In Sunday's fit of boredom, I added a column for birthdays to the Kings reserve list (the master list that contains all the players under contract plus unsigned draft picks and players playing in Europe whose rights are controlled by the team). I decided it would be useful to have that information next to the waiver and draft data. In Monday's fit of boredom, I made a list of birthdays by month and day only (you know, for all of those birthday parties we like to throw here at SBN).
There are 68 players on the list (actually now there are only 65, but I put this together pre-Ersberg and a couple other deletions). How many do you suppose share a birthday with another player on the list? Not talking about years here, just month and day.
(Yes, this is a math problem. No, it has nothing to do with hockey. This is what happens when you have four days off.)
Sixty-eight players with sixty-eight birthdays. How many have a birthday on the same day as another player in the Kings organization?
Would you believe 18? Slightly better than 1/4. Here's the list, chronologically by birthday:
The most common illustration of this effect: take any group of 23 people (e.g. the active roster of one NHL team, or a classroom of kids). The odds of any two people in a group of 23 sharing the same birthday is just better than 50%. That is, half the time, if you check the birthdays on the roster of a sports team (if they have 23 players or more), you will find at least one pair of players who share a birthday. Try it next time you're looking at your $10 program between periods.
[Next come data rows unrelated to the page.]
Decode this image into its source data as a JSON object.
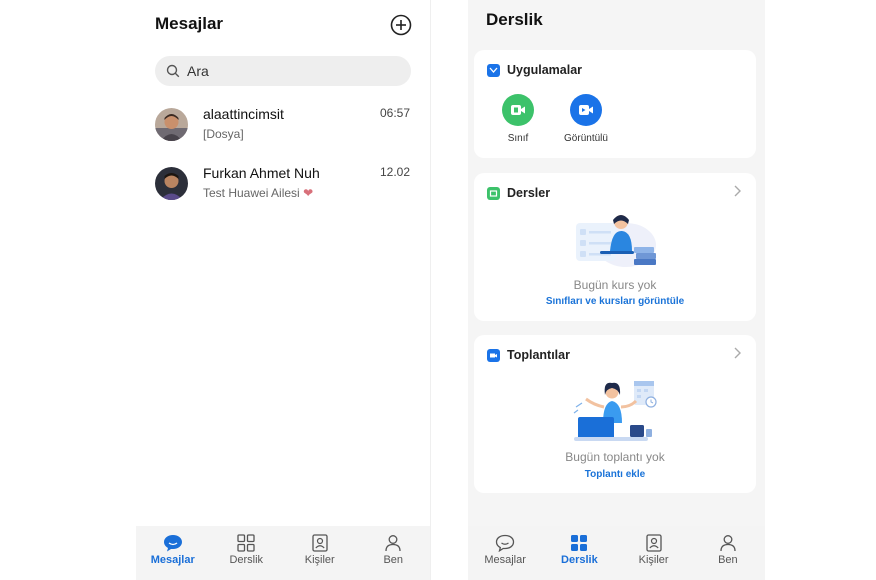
{
  "messages_screen": {
    "title": "Mesajlar",
    "search_placeholder": "Ara",
    "chats": [
      {
        "name": "alaattincimsit",
        "preview": "[Dosya]",
        "time": "06:57"
      },
      {
        "name": "Furkan Ahmet Nuh",
        "preview": "Test Huawei Ailesi",
        "time": "12.02"
      }
    ],
    "nav": [
      {
        "label": "Mesajlar",
        "icon": "chat-bubble-icon",
        "active": true
      },
      {
        "label": "Derslik",
        "icon": "grid-icon",
        "active": false
      },
      {
        "label": "Kişiler",
        "icon": "contacts-icon",
        "active": false
      },
      {
        "label": "Ben",
        "icon": "person-icon",
        "active": false
      }
    ]
  },
  "classroom_screen": {
    "title": "Derslik",
    "apps_card": {
      "title": "Uygulamalar",
      "apps": [
        {
          "label": "Sınıf",
          "icon": "class-video-icon",
          "color": "#3cc26a"
        },
        {
          "label": "Görüntülü",
          "icon": "video-call-icon",
          "color": "#1a73e8"
        }
      ]
    },
    "courses_card": {
      "title": "Dersler",
      "empty_text": "Bugün kurs yok",
      "link": "Sınıfları ve kursları görüntüle"
    },
    "meetings_card": {
      "title": "Toplantılar",
      "empty_text": "Bugün toplantı yok",
      "link": "Toplantı ekle"
    },
    "nav": [
      {
        "label": "Mesajlar",
        "icon": "chat-bubble-icon",
        "active": false
      },
      {
        "label": "Derslik",
        "icon": "grid-icon",
        "active": true
      },
      {
        "label": "Kişiler",
        "icon": "contacts-icon",
        "active": false
      },
      {
        "label": "Ben",
        "icon": "person-icon",
        "active": false
      }
    ]
  },
  "colors": {
    "accent": "#1a6fd8",
    "green": "#3cc26a",
    "blue": "#1a73e8"
  }
}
With 57 people, the odds are higher than 99% that there will be at least one match. So it's not probably/possibly not so surprising that the Kings reserve list of 68 has 18 different matched pairs. I say it's not surprising, but I am still surprised by it every time.
If you're interested in getting into the numbers, the gist is described by Wikipedia as The Birthday Problem.